We can’t forget George Washington, the father of the USA! This is my favorite picture book on George because of Cheryl Harness’ gorgeous watercolor illustrations, outlined in ink. I also love all the classic, great stories of George that go with the pictures, showing his noble character. But if you are reading this to kids under 12, don’t bother to read every single word. It’s too much for them. All the words and all the details on the maps are for adults. Check out Cheryl’s other picture book biographies, of John Adams and Thomas Jefferson. They are all fabulous!
I just found a Little Free Library in my neighborhood! This picture book tells the story of the guy who started them.

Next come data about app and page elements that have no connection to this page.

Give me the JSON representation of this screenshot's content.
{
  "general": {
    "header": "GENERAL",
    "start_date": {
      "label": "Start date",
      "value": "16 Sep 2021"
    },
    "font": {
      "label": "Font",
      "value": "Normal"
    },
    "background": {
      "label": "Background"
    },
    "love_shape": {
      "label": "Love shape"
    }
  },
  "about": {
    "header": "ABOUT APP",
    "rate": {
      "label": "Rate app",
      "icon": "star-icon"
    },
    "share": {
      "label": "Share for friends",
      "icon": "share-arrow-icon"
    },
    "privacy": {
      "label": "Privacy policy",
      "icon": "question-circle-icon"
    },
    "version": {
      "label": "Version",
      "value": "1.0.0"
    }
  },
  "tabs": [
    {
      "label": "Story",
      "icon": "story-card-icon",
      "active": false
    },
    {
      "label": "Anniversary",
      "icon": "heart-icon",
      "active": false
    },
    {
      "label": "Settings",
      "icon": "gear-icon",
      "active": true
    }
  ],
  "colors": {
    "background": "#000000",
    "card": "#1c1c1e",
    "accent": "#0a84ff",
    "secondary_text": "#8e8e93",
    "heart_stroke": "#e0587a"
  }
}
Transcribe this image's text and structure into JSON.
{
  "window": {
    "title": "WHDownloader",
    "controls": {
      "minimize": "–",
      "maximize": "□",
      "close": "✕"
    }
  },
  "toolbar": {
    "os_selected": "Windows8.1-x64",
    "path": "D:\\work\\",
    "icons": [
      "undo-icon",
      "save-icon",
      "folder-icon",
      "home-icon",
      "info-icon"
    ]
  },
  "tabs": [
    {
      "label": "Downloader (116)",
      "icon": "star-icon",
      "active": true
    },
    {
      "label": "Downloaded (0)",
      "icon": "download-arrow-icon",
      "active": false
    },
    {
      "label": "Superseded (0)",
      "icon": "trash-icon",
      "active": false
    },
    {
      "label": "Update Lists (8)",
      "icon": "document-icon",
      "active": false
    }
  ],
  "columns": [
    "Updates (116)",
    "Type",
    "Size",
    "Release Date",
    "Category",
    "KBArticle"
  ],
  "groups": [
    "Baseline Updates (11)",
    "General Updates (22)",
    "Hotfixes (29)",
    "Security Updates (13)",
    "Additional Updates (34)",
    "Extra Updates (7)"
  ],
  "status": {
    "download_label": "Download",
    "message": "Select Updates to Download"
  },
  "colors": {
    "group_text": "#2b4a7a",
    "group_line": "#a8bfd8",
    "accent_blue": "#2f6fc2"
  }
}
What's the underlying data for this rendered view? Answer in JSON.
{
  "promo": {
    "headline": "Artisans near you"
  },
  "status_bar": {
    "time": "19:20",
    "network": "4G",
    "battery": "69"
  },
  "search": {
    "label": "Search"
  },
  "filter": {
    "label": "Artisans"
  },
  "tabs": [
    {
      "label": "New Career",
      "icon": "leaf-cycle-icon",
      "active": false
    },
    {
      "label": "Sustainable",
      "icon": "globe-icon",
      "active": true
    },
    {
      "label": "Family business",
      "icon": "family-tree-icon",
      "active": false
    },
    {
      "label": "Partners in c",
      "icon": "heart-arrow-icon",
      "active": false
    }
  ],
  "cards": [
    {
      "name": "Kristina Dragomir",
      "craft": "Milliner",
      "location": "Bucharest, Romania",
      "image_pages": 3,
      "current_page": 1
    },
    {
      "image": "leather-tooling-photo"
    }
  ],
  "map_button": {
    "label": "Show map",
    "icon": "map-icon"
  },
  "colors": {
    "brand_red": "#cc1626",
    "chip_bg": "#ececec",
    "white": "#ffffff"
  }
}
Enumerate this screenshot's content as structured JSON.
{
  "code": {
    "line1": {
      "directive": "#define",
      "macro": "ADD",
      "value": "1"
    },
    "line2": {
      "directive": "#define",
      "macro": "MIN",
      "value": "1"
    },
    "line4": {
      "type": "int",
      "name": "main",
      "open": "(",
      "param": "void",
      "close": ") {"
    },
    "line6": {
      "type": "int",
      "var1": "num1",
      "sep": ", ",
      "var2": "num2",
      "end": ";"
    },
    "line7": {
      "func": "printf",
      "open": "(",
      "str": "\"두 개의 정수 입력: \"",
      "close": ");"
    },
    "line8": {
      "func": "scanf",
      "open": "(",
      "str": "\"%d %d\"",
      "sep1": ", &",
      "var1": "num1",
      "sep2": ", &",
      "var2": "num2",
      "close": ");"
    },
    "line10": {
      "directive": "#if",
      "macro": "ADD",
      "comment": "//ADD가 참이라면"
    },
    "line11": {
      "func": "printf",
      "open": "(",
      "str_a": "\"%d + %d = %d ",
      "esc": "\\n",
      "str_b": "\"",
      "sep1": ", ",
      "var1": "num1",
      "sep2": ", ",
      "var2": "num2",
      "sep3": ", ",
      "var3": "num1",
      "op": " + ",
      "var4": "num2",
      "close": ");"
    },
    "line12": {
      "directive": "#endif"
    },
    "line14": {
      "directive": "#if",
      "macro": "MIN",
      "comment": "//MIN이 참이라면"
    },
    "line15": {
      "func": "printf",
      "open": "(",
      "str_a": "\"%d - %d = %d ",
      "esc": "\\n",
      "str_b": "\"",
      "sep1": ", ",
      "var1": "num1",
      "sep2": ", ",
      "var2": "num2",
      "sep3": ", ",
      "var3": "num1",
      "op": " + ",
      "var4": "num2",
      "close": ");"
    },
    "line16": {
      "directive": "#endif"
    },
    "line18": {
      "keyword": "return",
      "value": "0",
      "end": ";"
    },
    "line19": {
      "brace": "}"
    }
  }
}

A simple story about the simple delights of motorcycling with dad.
This one’s about the fathers of day glo colors! Haven’t you always wondered where neon paint came from? OK probably not, LOL, but go ahead and learn anyway. These two brothers invented them. It’s fun that the publisher used three Day-Glo colors: Saturn Yellow, Fire Orange, and Signal Green to create the book.
Who’s the father of the Macy’s Thanksgiving Day parade puppets? Read this book to find out! So fun!
Here’s the story of Ezra Jack Keats, the father of the picture book, A Snowy Day. He was the first man to feature a black boy as the protagonist in a picture book.
How about learning of the life of the father of the Lord of the Rings?
Ernest Everett Just was a cell biologist. I’d never heard of him until I heard of this book. He overcame systemic racism to discover and share the wonders of the tiny world of the cell.
If you’ve ever enjoyed playing with a super soaker water gun, you were enjoying the brain child of Lonnie Johnson. This book tells the whole story of that invention.
A Day’s Work is a grandfather story. I love stories of common life.
As a monk, Gregor Mendel never fathered any children but he fathered the modern study of genetics. Because of him, high school students everywhere get to do Punnett squares to predict the traits of fruit flies.
Manjhi was a real person who showed such amazing devotion to his deceased wife and his neighbors. If you read only one book on this list, please read this one. Manjhi wanted to improve life for his fellowmen by making a shortcut to the city so they could all have quick access to easier shopping and proper medical care. His story of diligence to one cause, carving a tunnel through a mountain, for two decades, gives us all no excuses.
Happy reading about fatherhood, both literal and spiritual! May we celebrate the goodness of fathering children and causes with these books.